The Chancellor and I are very supportive of this recommendation. It has been challenging to implement due to space constraints, the stringent building code for this particular function and related costs. We have studied the issue and have learned a lot in the last 14 months.
First, none of our campus buildings meet the criteria for emergency operations use in terms of their structural design. The requirements for a police department building are a little bit like the physical requirements of a hospital; this is a very expensive building typology.
We looked at the cost of upgrading different existing campus buildings to meet these criteria. The effort quickly started to spiral into a very expensive project that we projected would cost more than $20 million.
We met with the leadership for the Independent Advisory Board this past June and talked and reviewed our findings. They didn’t support spending the required money at this time. So, this effort is on hold and will require further campus discussion.
We understand that the presence of UCPD in the area of Sproul Hall is uncomfortable for some in our community. Our intention is to reduce the visible presence of UCPD as much as possible including rethinking where UCPD vehicles are parked.
What other campus policy changes address those concerns?
We are shifting a number of on-campus operations away from UCPD. These are operations that can be categorized as non-law-enforcement activities. The moves allow us to shrink the portfolio of UCPD and reduce what might be uncomfortable contact with the department.
For example, you don’t need to go to UCPD to obtain building access as of this past June. This can now be handled at the departmental level. And we will soon offer alternate fingerprinting locations, so campus members won’t need to walk into the police department to be fingerprinted.
We also moved the emergency operations team out of UCPD. They now report directly to me. The Clery unit — those who manage our federally mandated reporting of crimes — were also moved last year and now report to Berkeley’s risk and compliance services in the Chancellor’s office.
I believe that all of these changes allow us to refocus the core services of UCPD.
What do you say to people who don’t feel these changes are enough? Or someone who believes there is no need for police on campus?
Introducing change and improvements on a university campus needs to be done thoughtfully. I respect that some members of the campus community will say that what we’re doing so far is inadequate or not being implemented rapidly enough. That feeling is sincere and an important perspective and we will benefit by continuing to listen to all.
I do think certain changes we are making are garnering a lot of support, like the mental health response efforts. At the same time, I think we continue to hear some people say that we should just defund and/or abolish UCPD. To me this is of special concern as I continue to believe that the Berkeley campus needs and will continue to need some form of department that provides campus safety and security. On any given day, there are more than 60,000 people on campus. If UC Berkeley were its own city, it would be in the top 10% of largest cities in California. So, if there’s no UCPD, then City of Berkeley Police or Alameda County Sheriff officers would likely respond to calls on campus.

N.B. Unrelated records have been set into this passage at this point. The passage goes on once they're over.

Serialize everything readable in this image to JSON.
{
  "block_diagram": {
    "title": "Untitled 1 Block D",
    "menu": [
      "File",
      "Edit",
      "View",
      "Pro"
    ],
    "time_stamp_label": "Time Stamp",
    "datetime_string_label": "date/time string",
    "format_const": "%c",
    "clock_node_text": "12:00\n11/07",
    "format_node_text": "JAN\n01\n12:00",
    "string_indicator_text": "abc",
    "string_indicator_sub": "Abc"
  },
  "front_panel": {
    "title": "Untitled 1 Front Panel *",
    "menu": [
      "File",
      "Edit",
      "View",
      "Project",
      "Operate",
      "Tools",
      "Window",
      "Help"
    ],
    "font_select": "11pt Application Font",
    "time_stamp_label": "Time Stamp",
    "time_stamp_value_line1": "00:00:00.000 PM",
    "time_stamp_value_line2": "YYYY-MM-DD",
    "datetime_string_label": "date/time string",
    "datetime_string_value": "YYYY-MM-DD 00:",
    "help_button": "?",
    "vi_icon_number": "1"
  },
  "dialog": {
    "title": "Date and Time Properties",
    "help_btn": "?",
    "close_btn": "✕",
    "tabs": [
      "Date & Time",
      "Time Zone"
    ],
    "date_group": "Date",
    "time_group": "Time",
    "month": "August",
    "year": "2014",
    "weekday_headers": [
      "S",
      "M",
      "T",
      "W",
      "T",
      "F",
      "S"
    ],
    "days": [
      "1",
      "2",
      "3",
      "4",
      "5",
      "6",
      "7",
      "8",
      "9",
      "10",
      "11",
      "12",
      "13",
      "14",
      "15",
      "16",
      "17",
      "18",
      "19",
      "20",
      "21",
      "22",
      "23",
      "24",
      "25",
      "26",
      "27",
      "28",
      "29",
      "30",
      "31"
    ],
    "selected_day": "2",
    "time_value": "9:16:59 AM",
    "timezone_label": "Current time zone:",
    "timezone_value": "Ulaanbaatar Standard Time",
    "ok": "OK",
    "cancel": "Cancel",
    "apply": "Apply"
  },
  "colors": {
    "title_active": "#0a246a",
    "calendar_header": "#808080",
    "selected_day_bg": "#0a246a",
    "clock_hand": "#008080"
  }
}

Having our own police department not only allows us to ensure that we have officers that are better trained to understand and serve our campus community, but also gives us a better opportunity of introducing campus safety enhancements than we would have working with an outside agency.
How can members of the campus community stay engaged, and have a voice in the discussions around UCPD changes moving forward?
The Chancellor’s Independent Advisory Board was set up to enhance transparency and accountability of UCPD. The board has students, faculty and staff, and makes recommendations to the Chancellor on enhancements to UCPD and to campus safety.
I encourage everyone to learn more about the IAB and to submit questions, ideas and suggestions.